Had the new phone about a week now, and I'm still convinced that the modern smartphone is an amazing piece of technology. I need to get a picture of my old phone next to my new one. The new phone has 2.4x the screen and half the thickness of the old one. It does everything faster.
It's nice not to have everything STOP when a text message comes in. It's also nice to be able to switch between apps. I can play Freecell solitaire on the thing, switch to the message app to respond to my wife, then go back to solitaire.
I haven't even begun to tap the potential here.
One of the things about my SF universe is that I never really did get around to defining how big a PDA is. I think perhaps this phone is about the size, though; the screen is big enough to be useful without being huge, and the thickness and heft are also about what I'd expect.
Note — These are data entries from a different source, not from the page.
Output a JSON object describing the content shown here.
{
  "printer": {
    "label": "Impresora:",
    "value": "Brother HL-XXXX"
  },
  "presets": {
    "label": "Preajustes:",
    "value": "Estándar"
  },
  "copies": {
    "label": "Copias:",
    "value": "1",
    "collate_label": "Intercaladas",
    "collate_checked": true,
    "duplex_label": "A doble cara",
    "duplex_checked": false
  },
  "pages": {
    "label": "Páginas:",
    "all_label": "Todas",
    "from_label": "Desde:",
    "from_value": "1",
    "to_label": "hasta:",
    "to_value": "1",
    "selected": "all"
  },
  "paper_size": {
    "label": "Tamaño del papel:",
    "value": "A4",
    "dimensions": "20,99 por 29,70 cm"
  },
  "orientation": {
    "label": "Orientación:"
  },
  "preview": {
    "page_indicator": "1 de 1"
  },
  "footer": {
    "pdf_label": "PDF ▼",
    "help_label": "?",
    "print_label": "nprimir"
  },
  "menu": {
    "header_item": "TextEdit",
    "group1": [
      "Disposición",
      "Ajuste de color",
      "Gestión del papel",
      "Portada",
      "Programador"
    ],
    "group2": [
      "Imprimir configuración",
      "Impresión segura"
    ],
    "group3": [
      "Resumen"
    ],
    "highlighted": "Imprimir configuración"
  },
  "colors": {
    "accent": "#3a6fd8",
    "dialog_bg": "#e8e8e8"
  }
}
The PDA is essentially monolithic, though. There's some kind of dielectric substrate which has a ground plane on one side and various antennae on the other. There's a layer of battery, some kind of solid-state thing that has about the energy density of lithium ion without the nasty tendency to swell or explode. On top of that is the device electronics, the microprocessors, memory, radios, signal processors, and so on; then there's a photovoltaic layer on top of that, then a mostly transparent layer of some kind of LED display, high resolution. Some sort of highly durable coating atop that which also includes the digitizer for the touchscreen. The whole thing is encased in plastic, but for the screen, and done correctly you could have a model which would even float.
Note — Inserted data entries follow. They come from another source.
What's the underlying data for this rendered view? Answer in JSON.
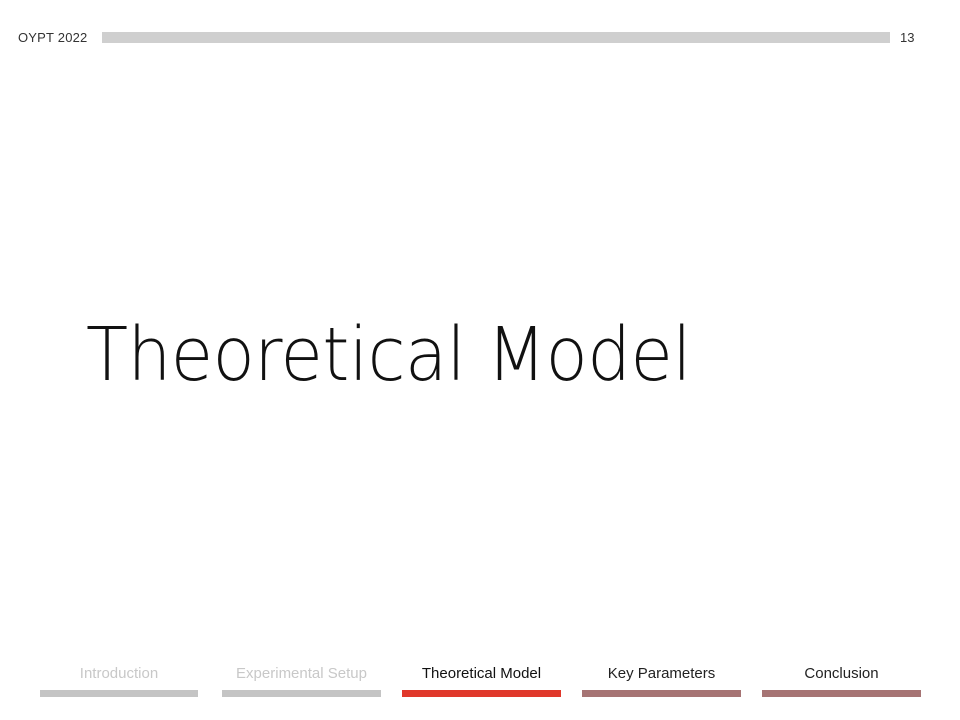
{
  "header": {
    "event_label": "OYPT 2022",
    "page_number": "13"
  },
  "slide": {
    "title": "Theoretical Model"
  },
  "nav": {
    "items": [
      {
        "label": "Introduction",
        "state": "past",
        "color": "#c4c4c4"
      },
      {
        "label": "Experimental Setup",
        "state": "past",
        "color": "#c4c4c4"
      },
      {
        "label": "Theoretical Model",
        "state": "current",
        "color": "#e0382b"
      },
      {
        "label": "Key Parameters",
        "state": "future",
        "color": "#a67474"
      },
      {
        "label": "Conclusion",
        "state": "future",
        "color": "#a67474"
      }
    ]
  },
  "colors": {
    "header_bar": "#cfcfcf",
    "active_section": "#e0382b",
    "upcoming_section": "#a67474",
    "completed_section": "#c4c4c4"
  }
}
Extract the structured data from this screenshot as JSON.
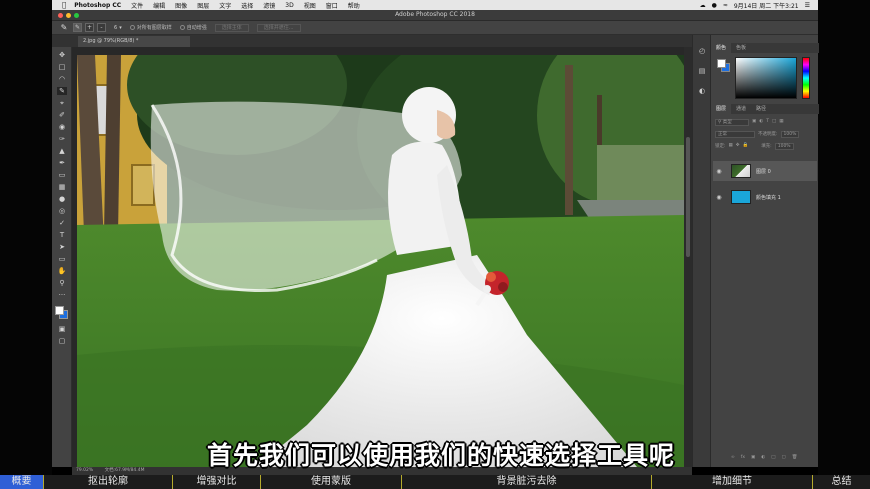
{
  "menubar": {
    "app_name": "Photoshop CC",
    "items": [
      "文件",
      "编辑",
      "图像",
      "图层",
      "文字",
      "选择",
      "滤镜",
      "3D",
      "视图",
      "窗口",
      "帮助"
    ],
    "datetime": "9月14日 周二 下午3:21"
  },
  "window": {
    "title": "Adobe Photoshop CC 2018"
  },
  "options": {
    "size_value": "6",
    "sample_all_layers": "对所有图层取样",
    "auto_enhance": "自动增强",
    "refine_edge": "选择主体",
    "select_mask": "选择并遮住..."
  },
  "document": {
    "tab_label": "2.jpg @ 79%(RGB/8) *"
  },
  "status": {
    "zoom": "79.02%",
    "doc_size": "文档:67.9M/84.4M"
  },
  "panels": {
    "color_tabs": [
      "颜色",
      "色板"
    ],
    "layer_tabs": [
      "图层",
      "通道",
      "路径"
    ],
    "kind_filter": "类型",
    "blend_mode": "正常",
    "opacity_label": "不透明度:",
    "opacity_value": "100%",
    "lock_label": "锁定:",
    "fill_label": "填充:",
    "fill_value": "100%",
    "layers": [
      {
        "name": "图层 0"
      },
      {
        "name": "颜色填充 1"
      }
    ]
  },
  "subtitle": "首先我们可以使用我们的快速选择工具呢",
  "chapters": {
    "items": [
      "概要",
      "抠出轮廓",
      "增强对比",
      "使用蒙版",
      "背景脏污去除",
      "增加细节",
      "总结"
    ],
    "current_index": 0
  },
  "colors": {
    "foreground": "#ffffff",
    "background": "#1d6fe0",
    "chapter_highlight": "#2f5fd6"
  }
}
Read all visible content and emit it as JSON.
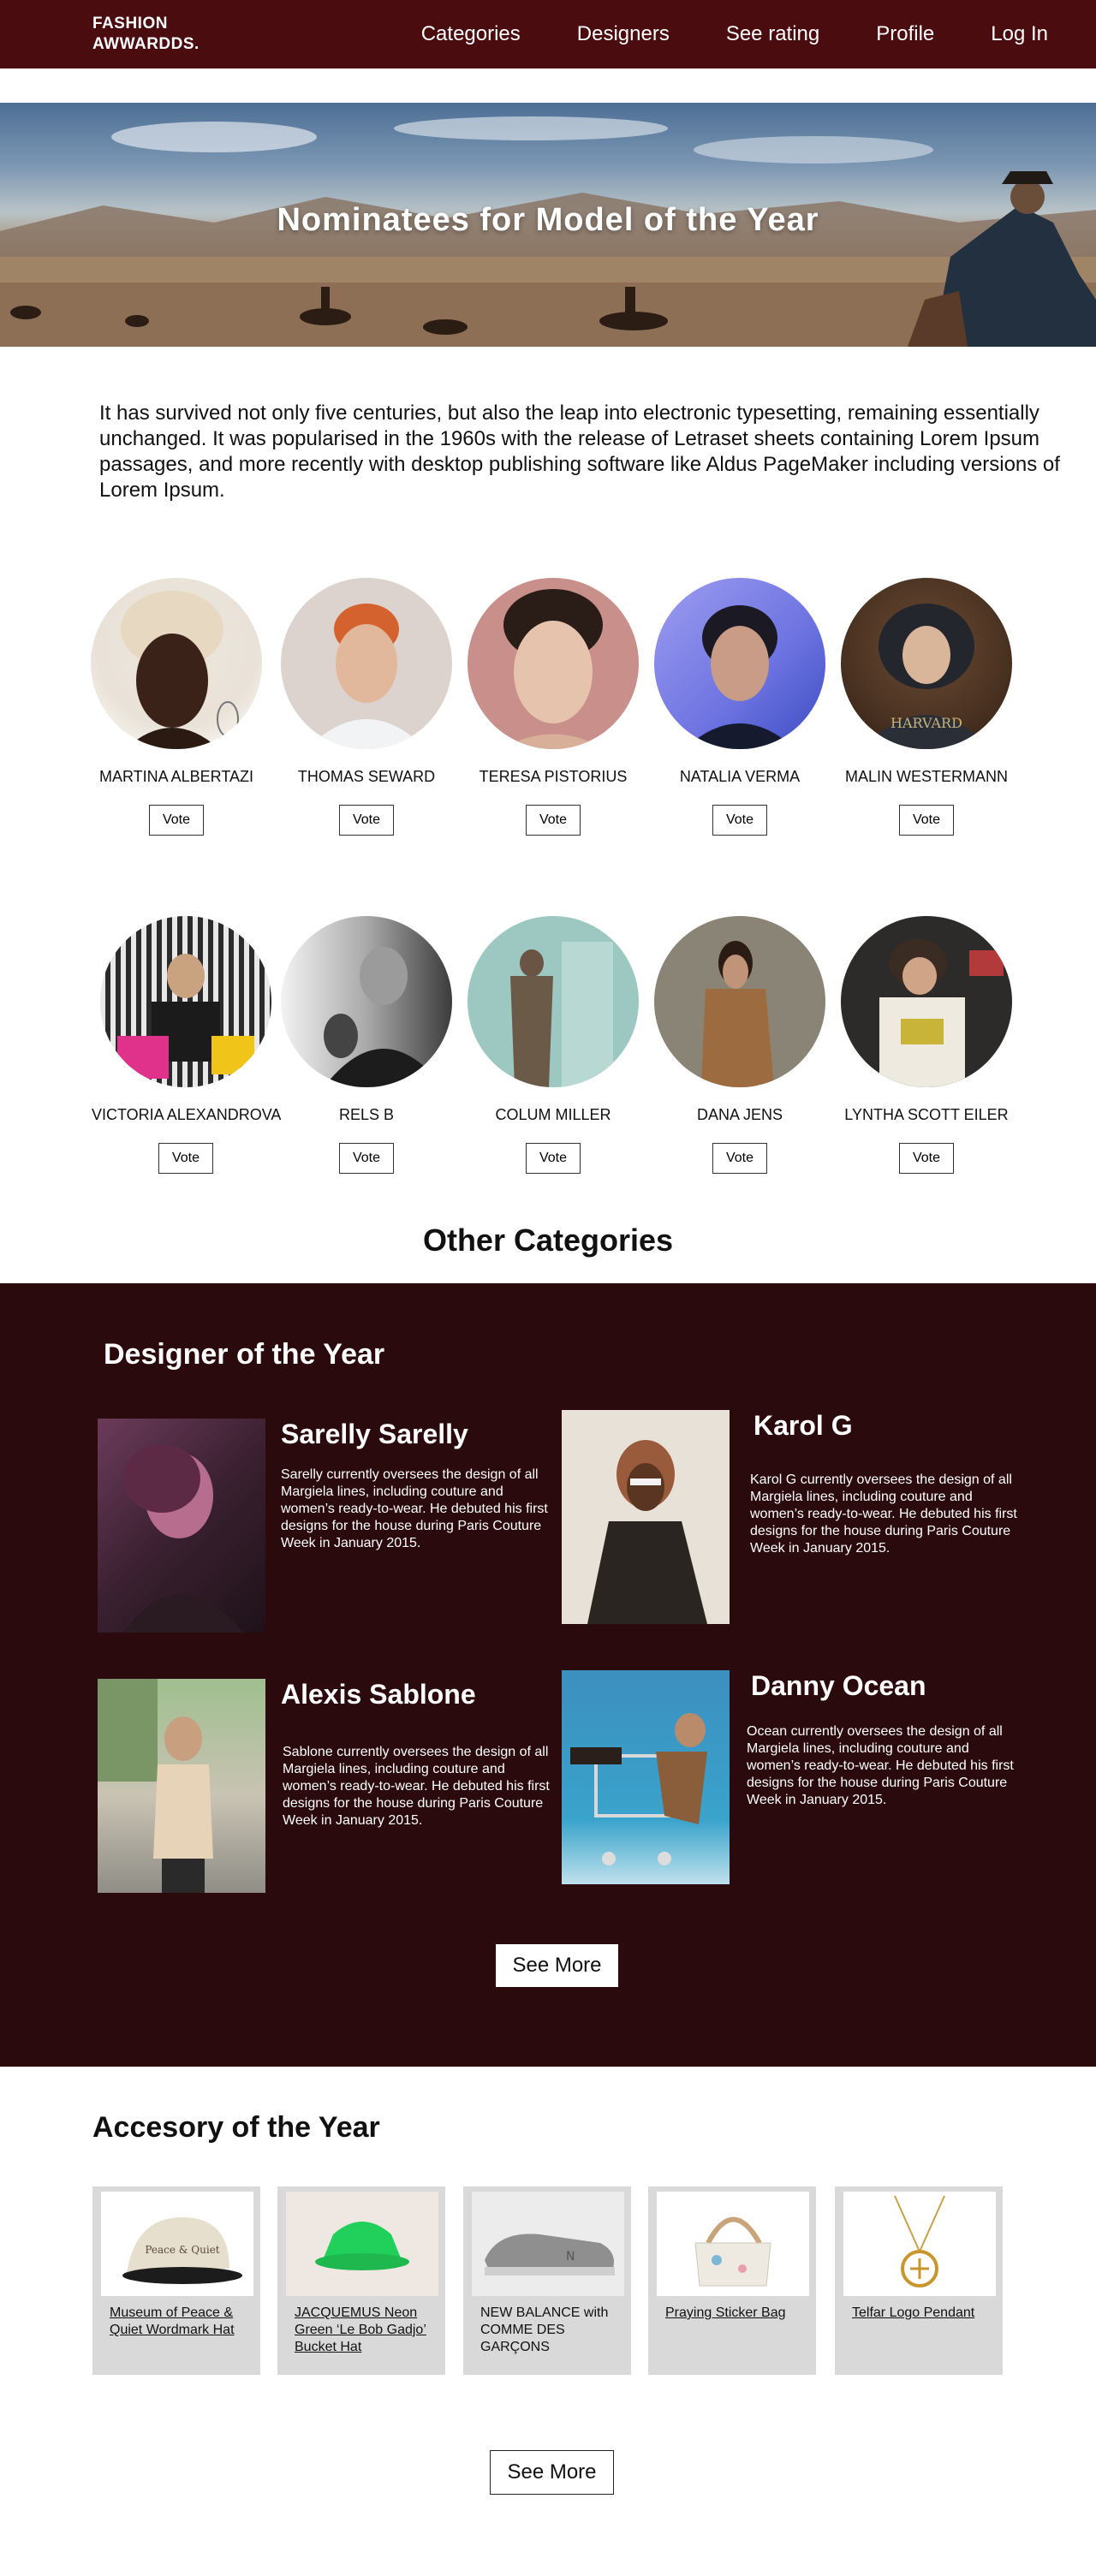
{
  "nav": {
    "logo_line1": "FASHION",
    "logo_line2": "AWWARDDS.",
    "links": [
      "Categories",
      "Designers",
      "See rating",
      "Profile",
      "Log In"
    ]
  },
  "hero": {
    "title": "Nominatees for Model of the Year"
  },
  "intro": "It has survived not only five centuries, but also the leap into electronic typesetting, remaining essentially unchanged. It was popularised in the 1960s with the release of Letraset sheets containing Lorem Ipsum passages, and more recently with desktop publishing software like Aldus PageMaker including versions of Lorem Ipsum.",
  "nominees": [
    {
      "name": "MARTINA ALBERTAZI",
      "vote": "Vote"
    },
    {
      "name": "THOMAS SEWARD",
      "vote": "Vote"
    },
    {
      "name": "TERESA PISTORIUS",
      "vote": "Vote"
    },
    {
      "name": "NATALIA VERMA",
      "vote": "Vote"
    },
    {
      "name": "MALIN WESTERMANN",
      "vote": "Vote"
    },
    {
      "name": "VICTORIA ALEXANDROVA",
      "vote": "Vote"
    },
    {
      "name": "RELS B",
      "vote": "Vote"
    },
    {
      "name": "COLUM MILLER",
      "vote": "Vote"
    },
    {
      "name": "DANA JENS",
      "vote": "Vote"
    },
    {
      "name": "LYNTHA SCOTT EILER",
      "vote": "Vote"
    }
  ],
  "other_categories": "Other Categories",
  "designers": {
    "heading": "Designer of the Year",
    "items": [
      {
        "name": "Sarelly Sarelly",
        "desc": "Sarelly currently oversees the design of all Margiela lines, including couture and women’s ready-to-wear. He debuted his first designs for the house during Paris Couture Week in January 2015."
      },
      {
        "name": "Karol G",
        "desc": "Karol G currently oversees the design of all Margiela lines, including couture and women’s ready-to-wear. He debuted his first designs for the house during Paris Couture Week in January 2015."
      },
      {
        "name": "Alexis Sablone",
        "desc": "Sablone currently oversees the design of all Margiela lines, including couture and women’s ready-to-wear. He debuted his first designs for the house during Paris Couture Week in January 2015."
      },
      {
        "name": "Danny Ocean",
        "desc": "Ocean currently oversees the design of all Margiela lines, including couture and women’s ready-to-wear. He debuted his first designs for the house during Paris Couture Week in January 2015."
      }
    ],
    "see_more": "See More"
  },
  "accessory": {
    "heading": "Accesory of the Year",
    "items": [
      {
        "text": "Museum of Peace & Quiet Wordmark Hat",
        "cap_text": "Peace & Quiet"
      },
      {
        "text": "JACQUEMUS Neon Green ‘Le Bob Gadjo’ Bucket Hat"
      },
      {
        "text": "NEW BALANCE with COMME DES GARÇONS"
      },
      {
        "text": "Praying Sticker Bag"
      },
      {
        "text": "Telfar Logo Pendant"
      }
    ],
    "see_more": "See More"
  }
}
The photovoltaic layer would be a visible light rectenna, rather than a solar cell, because I would expect the efficiency of a rectenna to be greater than that of a solar cell. It could charge whenever it was exposed to light and the screen was off; of course the thing would have a charge port but you'd hardly ever need it.
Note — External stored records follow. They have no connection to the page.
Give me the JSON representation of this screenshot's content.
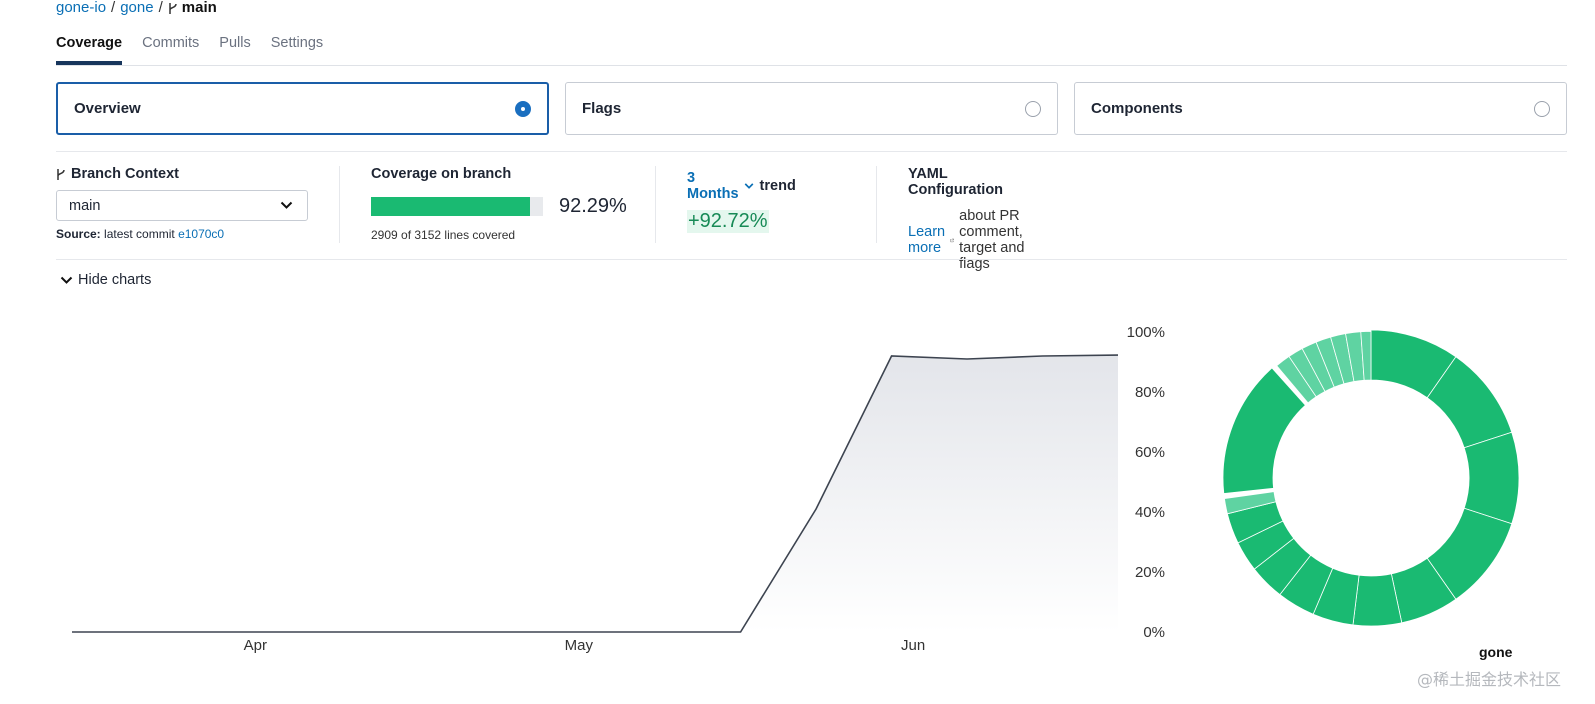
{
  "breadcrumb": {
    "org": "gone-io",
    "repo": "gone",
    "branch": "main",
    "separator": "/"
  },
  "tabs": [
    {
      "label": "Coverage",
      "active": true
    },
    {
      "label": "Commits",
      "active": false
    },
    {
      "label": "Pulls",
      "active": false
    },
    {
      "label": "Settings",
      "active": false
    }
  ],
  "cards": [
    {
      "label": "Overview",
      "selected": true
    },
    {
      "label": "Flags",
      "selected": false
    },
    {
      "label": "Components",
      "selected": false
    }
  ],
  "branch_context": {
    "title": "Branch Context",
    "selected": "main",
    "source_label": "Source:",
    "source_text": "latest commit",
    "commit": "e1070c0"
  },
  "coverage": {
    "title": "Coverage on branch",
    "percent": 92.29,
    "percent_text": "92.29%",
    "lines_text": "2909 of 3152 lines covered"
  },
  "trend": {
    "period": "3 Months",
    "label": "trend",
    "value": "+92.72%"
  },
  "yaml": {
    "title": "YAML Configuration",
    "link": "Learn more",
    "suffix": "about PR comment, target and flags"
  },
  "hide_charts": "Hide charts",
  "sunburst_label": "gone",
  "watermark": "@稀土掘金技术社区",
  "colors": {
    "accent": "#0a6fb5",
    "covered": "#1aba72",
    "partial": "#5fd3a2",
    "line": "#3d4450"
  },
  "chart_data": {
    "type": "area",
    "x_ticks": [
      "Apr",
      "May",
      "Jun"
    ],
    "y_ticks": [
      "0%",
      "20%",
      "40%",
      "60%",
      "80%",
      "100%"
    ],
    "ylim": [
      0,
      100
    ],
    "x": [
      "2023-03-15",
      "2023-05-16",
      "2023-05-23",
      "2023-05-30",
      "2023-06-06",
      "2023-06-13",
      "2023-06-20"
    ],
    "values": [
      0,
      0,
      41,
      92,
      91,
      92,
      92.3
    ],
    "xlim": [
      "2023-03-15",
      "2023-06-20"
    ],
    "grid": false
  }
}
If you drop it, it's not likely to break. If it does break, though, you don't have any trouble moving to a new device. Go buy a new one, log into it, put in a few bits of personal information, and presto! it's configured just like the one you broke. Anything you saved to the broken PDA was uploaded to the cloud, and is still accessible to you; the system is designed so that you can't lose anything without deliberately deleting it three times in a row, and because storage is too cheap to meter, you never have to delete anything. The design is as mature as the pushbutton landline phone; the software does not often need updating and changes are incremental.
We're a far cry from that one. Maybe not as far as we think. I don't know; the US has a rather elderly cellular system and could do with a bit of updating. Besides, I'm told that Americans pay about 2-3x what people in other coutries pay for cellular service. But at least this new phone gives me an idea of what it looks like when this or that character pulls out his PDA and does something with it.
* * *
Time to relax.
Watching today's SpaceX flight I have learned that the name of the recovery barge is Just Read The Instructions. Why did no one tell me this?